On a chilly October weekend, Exchange Rates spread a foreign invasion of art across a particularly industrial area of Bushwick and East Williamsburg. Islands of art in small galleries throughout the neighborhood forged surprising, playful alliances between artists from London, Germany, Colombia, the Netherlands and elsewhere. A sampling collection of “non-objective artists” from the Netherlands presented at Transmitter gallery, while at Fresh Window three British artists all in their 70s — Douglas Alsop, Adam Barker-Mill, and Alan Johnston — all displayed work that all played with ideas of light and perception. The Buggy Factory, a gorgeous renovated brick barn with enormous skylights, was home to a particularly diverse crossover: Enrico Gomez of the New Jersey-based Dorado Project was paired with Grey Cube Projects, a group of artists from Bogotá, Colombia, alongside 12ø, based in London, and Proto Gallery, based in Hoboken.

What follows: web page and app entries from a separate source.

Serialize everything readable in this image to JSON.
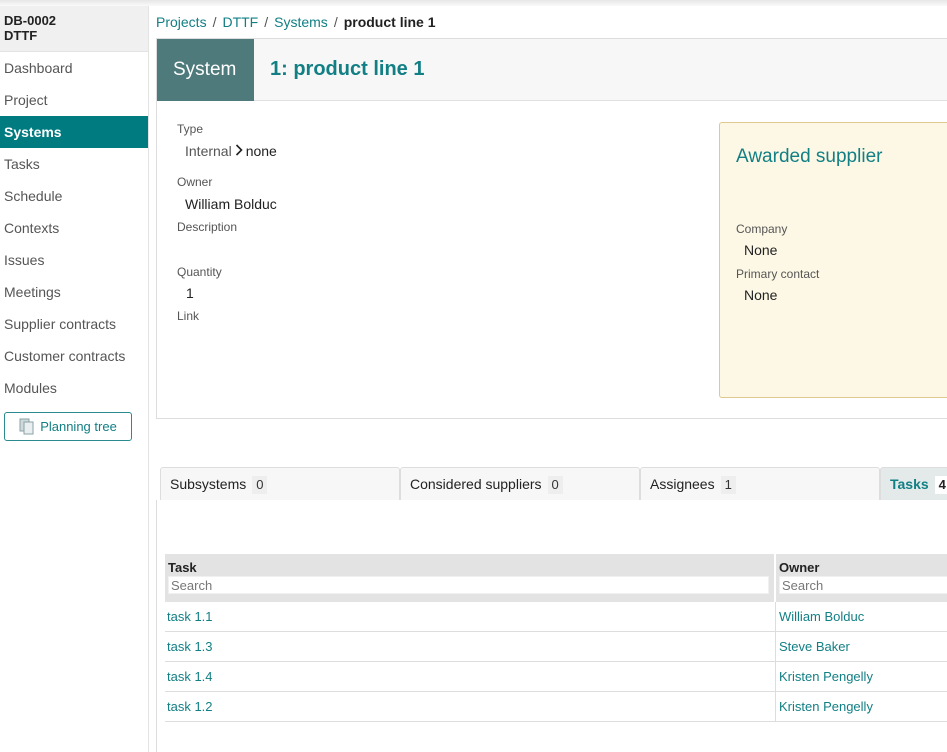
{
  "project": {
    "code": "DB-0002",
    "name": "DTTF"
  },
  "nav": {
    "items": [
      "Dashboard",
      "Project",
      "Systems",
      "Tasks",
      "Schedule",
      "Contexts",
      "Issues",
      "Meetings",
      "Supplier contracts",
      "Customer contracts",
      "Modules"
    ],
    "active": "Systems",
    "planning_tree_label": "Planning tree"
  },
  "breadcrumb": {
    "items": [
      "Projects",
      "DTTF",
      "Systems"
    ],
    "current": "product line 1",
    "separator": "/"
  },
  "system": {
    "label": "System",
    "title": "1: product line 1",
    "type_label": "Type",
    "type_value": "Internal",
    "type_sub": "none",
    "owner_label": "Owner",
    "owner_value": "William Bolduc",
    "description_label": "Description",
    "quantity_label": "Quantity",
    "quantity_value": "1",
    "link_label": "Link"
  },
  "supplier": {
    "title": "Awarded supplier",
    "company_label": "Company",
    "company_value": "None",
    "contact_label": "Primary contact",
    "contact_value": "None"
  },
  "tabs": [
    {
      "label": "Subsystems",
      "count": "0"
    },
    {
      "label": "Considered suppliers",
      "count": "0"
    },
    {
      "label": "Assignees",
      "count": "1"
    },
    {
      "label": "Tasks",
      "count": "4"
    }
  ],
  "table": {
    "columns": [
      "Task",
      "Owner"
    ],
    "search_placeholder": "Search",
    "rows": [
      {
        "task": "task 1.1",
        "owner": "William Bolduc"
      },
      {
        "task": "task 1.3",
        "owner": "Steve Baker"
      },
      {
        "task": "task 1.4",
        "owner": "Kristen Pengelly"
      },
      {
        "task": "task 1.2",
        "owner": "Kristen Pengelly"
      }
    ]
  },
  "colors": {
    "accent": "#127f84",
    "active_nav": "#007b80",
    "system_label_bg": "#4e7a7b",
    "supplier_bg": "#fdf8e6"
  }
}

Theodore:Art hosted several speakers Saturday afternoon, including Chris Stiegler of the Institute For American Art, a tiny “no-profit” art space that’s only intermittently open to the public. “A romantic way of thinking about it is that we’re a flowering plant,” he told the audience. “We show up, we do beautiful things, and then we close back up again.” An hour or so later, in the same space, Faye Scott-Farrington opened her Ate Gallery, a table full of white square plates piled high with snacks — mainly gummi candy — that each referenced an important work of art (a heap of gummi skulls to represent Damien Hirst’s “For the Love of God,” bears to represent Jeff Koons’ “Winter Bears.”) The art could be purchased for a dollar an ounce: “Build your collection of sought-after historical masterpieces,” a promotional flyer advised, but added, as a warning, “Art can never be guaranteed nut free, the art world is full of them.”
Gummi candy popped up again at a show hosted by SHIM, an art exhibition company inside the ArtHelix space. There, the candy was more of a straightforward bribe, with sour belts and licorice ropes offered in exchange for Instagramming pictures from the show. Downstairs in the same space, QWERTY took over a back room, a gentle, goofy art collective from Denmark. They offered visitors various forms of “therapy:” one wrote personalized lullabies, while another stocked a makeshift bar. “Every bartender should have a little psychology training,” he said, winking.
Exchange Rates II took place at various Brooklyn galleries on Thursday, October 20 until Sunday, October 23, 2016.
This week, Patrisse Cullors speaks, reviewing John Richardson’s final Picasso book, the Met Museum snags a rare oil on copper by Nicolas Poussin, and much more.
Alexi Worth’s paintings demand a double take that allows viewers to look closer and begin dissembling the painting in order to understand what is being looked at.
Curated by Jill Kearney, this exhibition in Frenchtown, NJ amplifies stories both local and universal with work by Willie Cole, Sandra Ramos, sTo Len, and more.
Anastasia Pelias’s sculpture builds on this mythological legacy, suggesting we all have the ability to commune with a higher power and influence our futures.
Jack Spicer’s poetry can be deeply funny and playful but it has a consistent undercurrent of sadness.
The first lecture is on the relationship between early portrait photography and diverse notions of US identity during the Gilded Age. Register to attend on January 25.
Belinda Rathbone’s biography traces the sculptor’s embrace of kinetic mechanisms to his work in the Singer Sewing Machine factory.
It’s the first time in the country’s history that objects of this significance are offered for public sale.
Part of the university’s Artists on the Future series pairing renowned artists with cultural thought leaders, this online event is free and open to the public.
Schwartz was at the forefront of computer-generated art before desktops or the kind of software that makes it commonplace today.
Curator La Tanya S. Autry shares a set of crucial questions she considers when curating images of anti-Black violence.
Crys Yin’s subject is grief, which, for all that takes place in public, is largely a private matter.